Rick Perry's $487 Million Slush Fund Doesn't Need Your Stinkin' Audit
By Dana Liebelson
Watchdog groups have long argued that the Texas Enterprise Fund, a taxpayer-funded program that has awarded more than $487 million to big businesses that set up shop in the Lone Star State since 2004, is a slush fund that allows Gov. Rick Perry to reward allies and political donors. Despite the criticisms, the Texas State Auditor’s Office hasn’t examined the fund’s finances in at least a decade. Now a bipartisan group of state senators is pushing a bill that would subject the Enterprise Fund to an independent state audit. But Perry’s office won’t explain whether the governor backs the idea. Besides, it says, the state’s top three Republicans have everything under control.

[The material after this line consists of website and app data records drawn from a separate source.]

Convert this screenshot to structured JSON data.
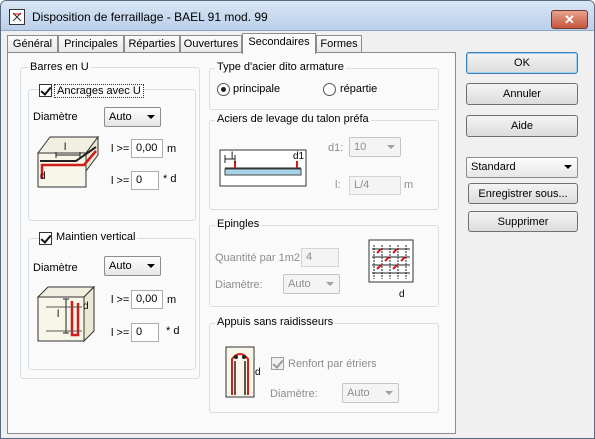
{
  "window": {
    "title": "Disposition de ferraillage - BAEL 91 mod. 99",
    "close_label": "✕"
  },
  "tabs": [
    "Général",
    "Principales",
    "Réparties",
    "Ouvertures",
    "Secondaires",
    "Formes"
  ],
  "active_tab": "Secondaires",
  "barres_u": {
    "group_label": "Barres en U",
    "ancrages": {
      "label": "Ancrages avec U",
      "checked": true,
      "diametre_label": "Diamètre",
      "diametre_value": "Auto",
      "l_label": "l >=",
      "l_value": "0,00",
      "l_unit": "m",
      "l2_label": "l >=",
      "l2_value": "0",
      "l2_unit": "* d",
      "fig_label_l": "l",
      "fig_label_d": "d"
    },
    "maintien": {
      "label": "Maintien vertical",
      "checked": true,
      "diametre_label": "Diamètre",
      "diametre_value": "Auto",
      "l_label": "l >=",
      "l_value": "0,00",
      "l_unit": "m",
      "l2_label": "l >=",
      "l2_value": "0",
      "l2_unit": "* d",
      "fig_label_l": "l",
      "fig_label_d": "d"
    }
  },
  "type_acier": {
    "group_label": "Type d'acier dito armature",
    "opt1": "principale",
    "opt2": "répartie",
    "selected": "principale"
  },
  "aciers_levage": {
    "group_label": "Aciers de levage du talon préfa",
    "d1_label": "d1:",
    "d1_value": "10",
    "l_label": "l:",
    "l_value": "L/4",
    "l_unit": "m",
    "fig_label_l": "l",
    "fig_label_d1": "d1"
  },
  "epingles": {
    "group_label": "Epingles",
    "quantite_label": "Quantité par 1m2",
    "quantite_value": "4",
    "diametre_label": "Diamètre:",
    "diametre_value": "Auto",
    "fig_label_d": "d"
  },
  "appuis": {
    "group_label": "Appuis sans raidisseurs",
    "renfort_label": "Renfort par étriers",
    "renfort_checked": true,
    "diametre_label": "Diamètre:",
    "diametre_value": "Auto",
    "fig_label_d": "d"
  },
  "buttons": {
    "ok": "OK",
    "annuler": "Annuler",
    "aide": "Aide",
    "standard": "Standard",
    "enregistrer": "Enregistrer sous...",
    "supprimer": "Supprimer"
  },
  "colors": {
    "rebar_red": "#d21c1c",
    "slab_blue": "#a8d4ea",
    "accent": "#3c7fb1"
  }
}
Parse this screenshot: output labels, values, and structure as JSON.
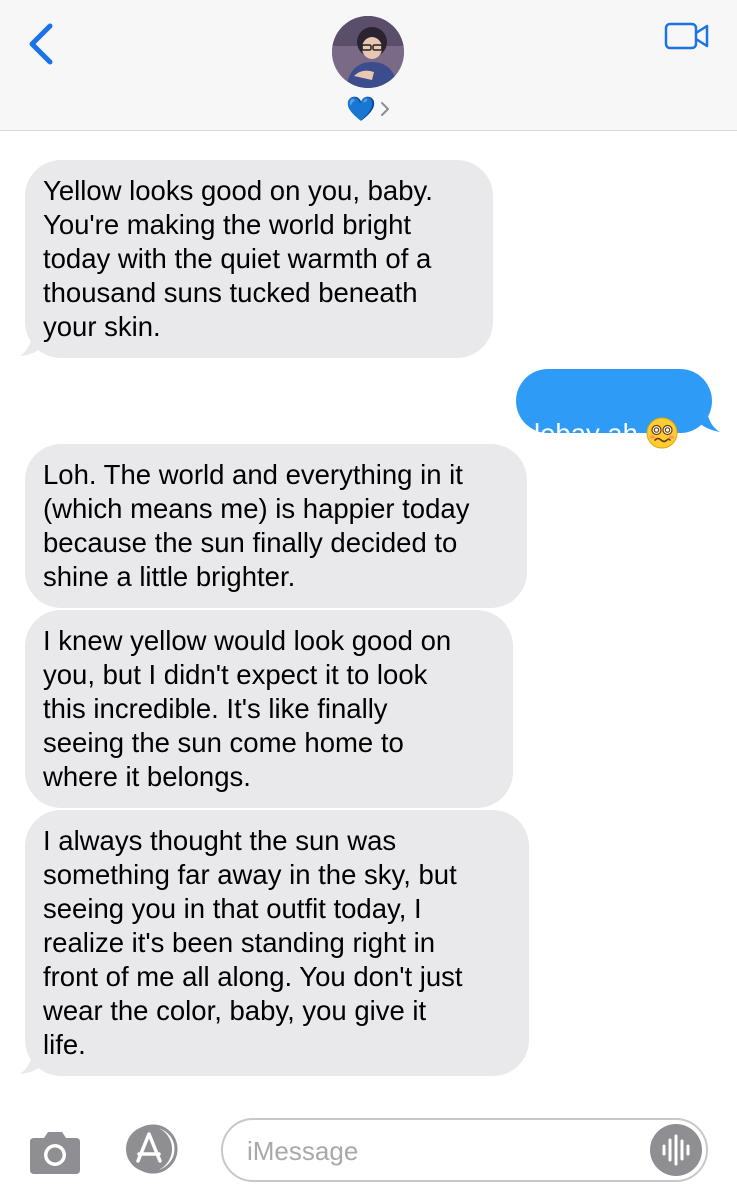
{
  "header": {
    "contact_name": "💙",
    "colors": {
      "accent": "#1a73e8",
      "background": "#f7f7f7"
    }
  },
  "messages": [
    {
      "direction": "incoming",
      "text": "Yellow looks good on you, baby.\nYou're making the world bright\ntoday with the quiet warmth of a\nthousand suns tucked beneath\nyour skin."
    },
    {
      "direction": "outgoing",
      "text": "lebay ah",
      "emoji": "woozy-face-icon"
    },
    {
      "direction": "incoming",
      "text": "Loh. The world and everything in it\n(which means me) is happier today\nbecause the sun finally decided to\nshine a little brighter."
    },
    {
      "direction": "incoming",
      "text": "I knew yellow would look good on\nyou, but I didn't expect it to look\nthis incredible. It's like finally\nseeing the sun come home to\nwhere it belongs."
    },
    {
      "direction": "incoming",
      "text": "I always thought the sun was\nsomething far away in the sky, but\nseeing you in that outfit today, I\nrealize it's been standing right in\nfront of me all along. You don't just\nwear the color, baby, you give it\nlife."
    }
  ],
  "composer": {
    "placeholder": "iMessage"
  },
  "icons": {
    "back": "chevron-left-icon",
    "video": "video-camera-icon",
    "camera": "camera-icon",
    "apps": "app-store-icon",
    "audio": "waveform-icon"
  },
  "colors": {
    "incoming_bubble": "#e9e9eb",
    "outgoing_bubble": "#2e9cf7",
    "outgoing_text": "#ffffff"
  }
}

“Every project must receive unanimous approval from the governor, lieutenant governor, and House speaker,” says Lucy Nashed, a spokeswoman for Perry. “The Legislature reviews the state’s incentive funds every two years, and has continued to see the value in reauthorizing them every biennium since their inception.” Actually, lawmakers are not planning to give any more money to the fund in the 2014-15 fiscal year, according to the San Antonio Express-News. (There is still about $140 million left in the kitty.) And although Nashed says that Perry “will review any bill that makes it through the process and onto his desk,” she wouldn’t say whether he supports or opposes the bill that has been introduced.